    Google AdSense Host APIThis service allows you to sign up for or associate a Google AdSense account with HubPages, so that you can earn money from ads on your articles. No data is shared unless you engage with this feature. (Privacy Policy)
    Google YouTubeSome articles have YouTube videos embedded in them. (Privacy Policy)
    VimeoSome articles have Vimeo videos embedded in them. (Privacy Policy)
    PaypalThis is used for a registered author who enrolls in the HubPages Earnings program and requests to be paid via PayPal. No data is shared with Paypal unless you engage with this feature. (Privacy Policy)
    Facebook LoginYou can use this to streamline signing up for, or signing in to your Hubpages account.
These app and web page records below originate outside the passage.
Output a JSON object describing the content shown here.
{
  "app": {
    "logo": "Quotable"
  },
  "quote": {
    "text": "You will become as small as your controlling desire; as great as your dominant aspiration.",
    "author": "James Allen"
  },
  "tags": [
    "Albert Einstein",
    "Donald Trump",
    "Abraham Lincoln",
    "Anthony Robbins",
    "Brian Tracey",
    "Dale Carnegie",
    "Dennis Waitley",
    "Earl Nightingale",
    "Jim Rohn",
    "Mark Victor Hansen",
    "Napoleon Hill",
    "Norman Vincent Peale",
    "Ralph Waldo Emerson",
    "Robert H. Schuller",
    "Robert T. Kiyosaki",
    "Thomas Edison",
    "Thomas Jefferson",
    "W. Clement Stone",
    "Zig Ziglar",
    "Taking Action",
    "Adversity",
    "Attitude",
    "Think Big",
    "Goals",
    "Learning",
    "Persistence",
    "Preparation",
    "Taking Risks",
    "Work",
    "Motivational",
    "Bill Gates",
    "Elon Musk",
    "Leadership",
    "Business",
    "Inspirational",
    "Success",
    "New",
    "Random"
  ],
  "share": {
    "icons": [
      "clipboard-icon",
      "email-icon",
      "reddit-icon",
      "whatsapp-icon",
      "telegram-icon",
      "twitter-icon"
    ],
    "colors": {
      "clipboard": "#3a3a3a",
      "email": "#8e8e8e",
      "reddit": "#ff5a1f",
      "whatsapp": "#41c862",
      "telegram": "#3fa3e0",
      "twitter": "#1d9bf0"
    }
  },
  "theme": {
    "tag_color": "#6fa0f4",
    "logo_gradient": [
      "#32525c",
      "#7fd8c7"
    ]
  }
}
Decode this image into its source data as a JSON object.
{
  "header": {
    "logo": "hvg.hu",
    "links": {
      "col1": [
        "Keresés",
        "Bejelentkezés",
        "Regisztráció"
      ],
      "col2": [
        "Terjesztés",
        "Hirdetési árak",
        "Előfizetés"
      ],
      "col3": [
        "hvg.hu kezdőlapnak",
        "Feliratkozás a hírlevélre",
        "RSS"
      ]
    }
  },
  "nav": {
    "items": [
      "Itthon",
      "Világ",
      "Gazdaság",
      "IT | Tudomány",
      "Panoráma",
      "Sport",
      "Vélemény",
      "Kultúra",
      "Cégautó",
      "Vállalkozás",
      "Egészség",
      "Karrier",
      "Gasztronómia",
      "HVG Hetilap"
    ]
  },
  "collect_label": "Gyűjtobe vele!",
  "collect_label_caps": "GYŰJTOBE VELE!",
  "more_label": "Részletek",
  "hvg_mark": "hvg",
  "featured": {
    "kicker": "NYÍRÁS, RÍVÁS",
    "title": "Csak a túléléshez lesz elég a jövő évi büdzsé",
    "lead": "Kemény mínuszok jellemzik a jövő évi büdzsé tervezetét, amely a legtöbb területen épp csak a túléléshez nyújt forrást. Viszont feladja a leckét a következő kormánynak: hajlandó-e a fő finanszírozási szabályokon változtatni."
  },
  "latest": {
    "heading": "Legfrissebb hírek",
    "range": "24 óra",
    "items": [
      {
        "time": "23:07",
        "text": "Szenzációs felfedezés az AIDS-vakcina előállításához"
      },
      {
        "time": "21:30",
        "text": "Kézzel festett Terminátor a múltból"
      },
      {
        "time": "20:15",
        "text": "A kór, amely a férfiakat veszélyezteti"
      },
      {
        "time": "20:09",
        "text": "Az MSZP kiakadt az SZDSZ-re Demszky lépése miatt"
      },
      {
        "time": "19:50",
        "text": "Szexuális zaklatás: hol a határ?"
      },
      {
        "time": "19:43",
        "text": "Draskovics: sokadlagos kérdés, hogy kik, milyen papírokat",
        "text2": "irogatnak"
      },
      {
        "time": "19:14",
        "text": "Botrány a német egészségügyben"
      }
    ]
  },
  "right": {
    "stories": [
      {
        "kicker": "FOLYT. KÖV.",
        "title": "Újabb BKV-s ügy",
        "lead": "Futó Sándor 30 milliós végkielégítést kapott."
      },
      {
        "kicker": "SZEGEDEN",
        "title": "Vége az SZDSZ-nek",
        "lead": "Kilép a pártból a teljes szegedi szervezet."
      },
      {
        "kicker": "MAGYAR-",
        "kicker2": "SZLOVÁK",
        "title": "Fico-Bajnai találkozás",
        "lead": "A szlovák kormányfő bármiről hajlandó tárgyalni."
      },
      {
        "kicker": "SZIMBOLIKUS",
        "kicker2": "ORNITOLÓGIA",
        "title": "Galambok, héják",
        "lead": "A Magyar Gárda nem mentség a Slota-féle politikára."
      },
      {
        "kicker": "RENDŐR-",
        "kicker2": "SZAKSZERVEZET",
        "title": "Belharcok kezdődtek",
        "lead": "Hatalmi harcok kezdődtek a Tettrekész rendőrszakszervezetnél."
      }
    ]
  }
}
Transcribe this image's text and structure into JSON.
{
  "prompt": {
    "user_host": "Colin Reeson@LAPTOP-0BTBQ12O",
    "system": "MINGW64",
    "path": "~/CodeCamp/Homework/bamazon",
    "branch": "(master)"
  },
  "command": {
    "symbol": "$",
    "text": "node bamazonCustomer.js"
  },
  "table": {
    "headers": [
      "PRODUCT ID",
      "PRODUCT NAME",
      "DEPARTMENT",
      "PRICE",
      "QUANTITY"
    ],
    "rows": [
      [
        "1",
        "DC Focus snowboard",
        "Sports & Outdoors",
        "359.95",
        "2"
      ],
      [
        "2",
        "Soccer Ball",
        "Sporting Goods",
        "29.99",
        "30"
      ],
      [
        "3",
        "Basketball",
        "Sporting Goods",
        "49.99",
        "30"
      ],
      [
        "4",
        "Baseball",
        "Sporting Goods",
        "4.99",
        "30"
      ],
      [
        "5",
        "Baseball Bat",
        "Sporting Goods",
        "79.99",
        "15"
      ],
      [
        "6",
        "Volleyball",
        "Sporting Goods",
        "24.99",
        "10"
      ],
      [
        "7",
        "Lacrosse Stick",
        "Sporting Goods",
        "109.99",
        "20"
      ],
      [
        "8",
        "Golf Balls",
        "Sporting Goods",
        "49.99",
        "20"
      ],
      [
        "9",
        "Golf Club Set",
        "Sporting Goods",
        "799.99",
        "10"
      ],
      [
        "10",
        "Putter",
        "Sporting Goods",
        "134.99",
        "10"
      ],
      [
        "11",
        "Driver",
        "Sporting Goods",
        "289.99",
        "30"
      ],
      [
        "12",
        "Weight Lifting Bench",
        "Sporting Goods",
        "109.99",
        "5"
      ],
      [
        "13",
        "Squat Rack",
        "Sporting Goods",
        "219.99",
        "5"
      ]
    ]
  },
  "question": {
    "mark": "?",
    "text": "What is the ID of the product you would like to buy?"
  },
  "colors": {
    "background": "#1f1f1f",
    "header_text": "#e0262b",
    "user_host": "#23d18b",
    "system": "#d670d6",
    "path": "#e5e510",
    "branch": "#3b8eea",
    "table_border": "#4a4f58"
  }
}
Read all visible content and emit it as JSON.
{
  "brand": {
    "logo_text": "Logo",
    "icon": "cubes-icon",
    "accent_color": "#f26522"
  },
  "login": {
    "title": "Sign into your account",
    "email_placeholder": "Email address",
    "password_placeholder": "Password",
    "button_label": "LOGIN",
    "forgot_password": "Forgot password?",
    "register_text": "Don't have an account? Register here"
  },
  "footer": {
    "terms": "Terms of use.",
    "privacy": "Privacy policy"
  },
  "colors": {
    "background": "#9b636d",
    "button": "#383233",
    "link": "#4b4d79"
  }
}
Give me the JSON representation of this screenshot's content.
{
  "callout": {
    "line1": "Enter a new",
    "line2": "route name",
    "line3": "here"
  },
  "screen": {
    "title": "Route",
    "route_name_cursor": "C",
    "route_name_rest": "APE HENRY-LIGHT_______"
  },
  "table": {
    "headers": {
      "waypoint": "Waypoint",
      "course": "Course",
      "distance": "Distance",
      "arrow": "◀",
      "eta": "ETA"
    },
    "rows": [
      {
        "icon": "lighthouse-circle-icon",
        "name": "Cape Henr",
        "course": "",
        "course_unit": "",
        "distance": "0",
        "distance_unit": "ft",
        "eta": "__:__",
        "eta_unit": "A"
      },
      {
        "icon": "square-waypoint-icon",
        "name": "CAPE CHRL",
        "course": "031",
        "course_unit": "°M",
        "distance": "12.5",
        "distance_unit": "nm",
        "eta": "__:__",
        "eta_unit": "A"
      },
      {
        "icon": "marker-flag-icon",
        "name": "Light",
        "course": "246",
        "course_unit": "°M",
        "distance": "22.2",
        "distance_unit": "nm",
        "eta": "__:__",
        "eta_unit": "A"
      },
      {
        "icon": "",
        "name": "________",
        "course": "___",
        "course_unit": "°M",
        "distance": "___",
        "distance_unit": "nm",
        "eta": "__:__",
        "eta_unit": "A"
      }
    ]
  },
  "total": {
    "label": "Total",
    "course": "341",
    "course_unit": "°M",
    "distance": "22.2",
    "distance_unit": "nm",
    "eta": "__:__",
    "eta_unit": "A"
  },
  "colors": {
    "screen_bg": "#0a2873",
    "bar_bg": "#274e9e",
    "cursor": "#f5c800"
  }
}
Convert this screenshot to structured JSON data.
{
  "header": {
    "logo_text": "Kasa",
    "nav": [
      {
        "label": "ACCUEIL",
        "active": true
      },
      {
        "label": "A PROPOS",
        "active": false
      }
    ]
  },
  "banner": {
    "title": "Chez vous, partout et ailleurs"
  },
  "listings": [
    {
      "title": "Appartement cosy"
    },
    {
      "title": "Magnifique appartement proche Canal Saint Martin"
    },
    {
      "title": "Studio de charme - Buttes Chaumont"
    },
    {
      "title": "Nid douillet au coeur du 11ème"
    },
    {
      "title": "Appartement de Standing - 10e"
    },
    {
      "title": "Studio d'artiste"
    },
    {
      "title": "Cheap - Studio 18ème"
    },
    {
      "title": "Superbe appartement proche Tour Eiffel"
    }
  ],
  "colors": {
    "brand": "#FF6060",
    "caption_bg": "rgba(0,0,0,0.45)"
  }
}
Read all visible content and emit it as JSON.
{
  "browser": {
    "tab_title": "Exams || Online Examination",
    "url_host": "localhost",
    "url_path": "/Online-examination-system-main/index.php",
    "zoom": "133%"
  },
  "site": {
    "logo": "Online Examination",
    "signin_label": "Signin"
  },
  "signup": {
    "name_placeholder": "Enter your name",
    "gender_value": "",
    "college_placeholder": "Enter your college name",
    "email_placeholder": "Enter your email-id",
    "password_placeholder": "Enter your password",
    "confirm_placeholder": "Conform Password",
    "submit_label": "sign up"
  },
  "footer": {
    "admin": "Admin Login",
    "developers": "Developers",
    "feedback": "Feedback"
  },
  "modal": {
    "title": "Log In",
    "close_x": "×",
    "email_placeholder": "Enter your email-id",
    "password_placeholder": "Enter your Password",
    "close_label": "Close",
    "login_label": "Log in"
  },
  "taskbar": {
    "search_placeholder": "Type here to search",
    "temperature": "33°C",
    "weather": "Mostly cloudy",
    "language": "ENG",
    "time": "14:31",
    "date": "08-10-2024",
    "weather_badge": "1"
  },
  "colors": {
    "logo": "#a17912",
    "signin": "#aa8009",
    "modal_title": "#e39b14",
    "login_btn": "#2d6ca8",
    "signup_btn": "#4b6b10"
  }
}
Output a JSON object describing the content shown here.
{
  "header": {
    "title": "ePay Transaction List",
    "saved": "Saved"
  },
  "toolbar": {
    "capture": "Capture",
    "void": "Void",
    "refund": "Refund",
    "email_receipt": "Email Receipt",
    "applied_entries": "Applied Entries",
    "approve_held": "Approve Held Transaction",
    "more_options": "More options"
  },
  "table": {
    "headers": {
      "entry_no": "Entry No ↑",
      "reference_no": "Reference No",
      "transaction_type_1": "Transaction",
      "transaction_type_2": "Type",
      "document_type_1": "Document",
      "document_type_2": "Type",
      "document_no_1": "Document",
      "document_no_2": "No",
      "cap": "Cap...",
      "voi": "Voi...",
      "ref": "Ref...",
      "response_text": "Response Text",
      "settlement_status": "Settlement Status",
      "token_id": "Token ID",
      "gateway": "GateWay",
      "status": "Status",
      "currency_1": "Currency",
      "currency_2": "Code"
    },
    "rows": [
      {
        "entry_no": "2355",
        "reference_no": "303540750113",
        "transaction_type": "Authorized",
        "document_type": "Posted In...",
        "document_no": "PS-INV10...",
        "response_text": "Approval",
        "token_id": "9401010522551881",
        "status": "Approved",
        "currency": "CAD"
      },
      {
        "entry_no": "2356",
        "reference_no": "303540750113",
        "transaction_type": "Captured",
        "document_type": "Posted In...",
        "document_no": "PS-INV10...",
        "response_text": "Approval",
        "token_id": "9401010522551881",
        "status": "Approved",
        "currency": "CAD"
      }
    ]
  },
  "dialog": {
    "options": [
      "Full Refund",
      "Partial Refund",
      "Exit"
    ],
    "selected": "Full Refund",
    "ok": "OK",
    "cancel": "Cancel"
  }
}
No data is shared with Facebook unless you engage with this feature. (Privacy Policy)
    MavenThis supports the Maven widget and search functionality. (Privacy Policy)
    Google AdSenseThis is an ad network. (Privacy Policy)
    Google DoubleClickGoogle provides ad serving technology and runs an ad network. (Privacy Policy)
    Index ExchangeThis is an ad network. (Privacy Policy)
    SovrnThis is an ad network. (Privacy Policy)
    Facebook AdsThis is an ad network. (Privacy Policy)
    Amazon Unified Ad MarketplaceThis is an ad network. (Privacy Policy)
    AppNexusThis is an ad network. (Privacy Policy)
    OpenxThis is an ad network. (Privacy Policy)
    Rubicon ProjectThis is an ad network. (Privacy Policy)
    TripleLiftThis is an ad network. (Privacy Policy)
    Say MediaWe partner with Say Media to deliver ad campaigns on our sites. (Privacy Policy)
    Remarketing PixelsWe may use remarketing pixels from advertising networks such as Google AdWords, Bing Ads, and Facebook in order to advertise the HubPages Service to people that have visited our sites.
    Conversion Tracking PixelsWe may use conversion tracking pixels from advertising networks such as Google AdWords, Bing Ads, and Facebook in order to identify when an advertisement has successfully resulted in the desired action, such as signing up for the HubPages Service or publishing an article on the HubPages Service.
    Author Google AnalyticsThis is used to provide traffic data and reports to the authors of articles on the HubPages Service. (Privacy Policy)
    ComscoreComScore is a media measurement and analytics company providing marketing data and analytics to enterprises, media and advertising agencies, and publishers. Non-consent will result in ComScore only processing obfuscated personal data. (Privacy Policy)
    Amazon Tracking PixelSome articles display amazon products as part of the Amazon Affiliate program, this pixel provides traffic statistics for those products (Privacy Policy)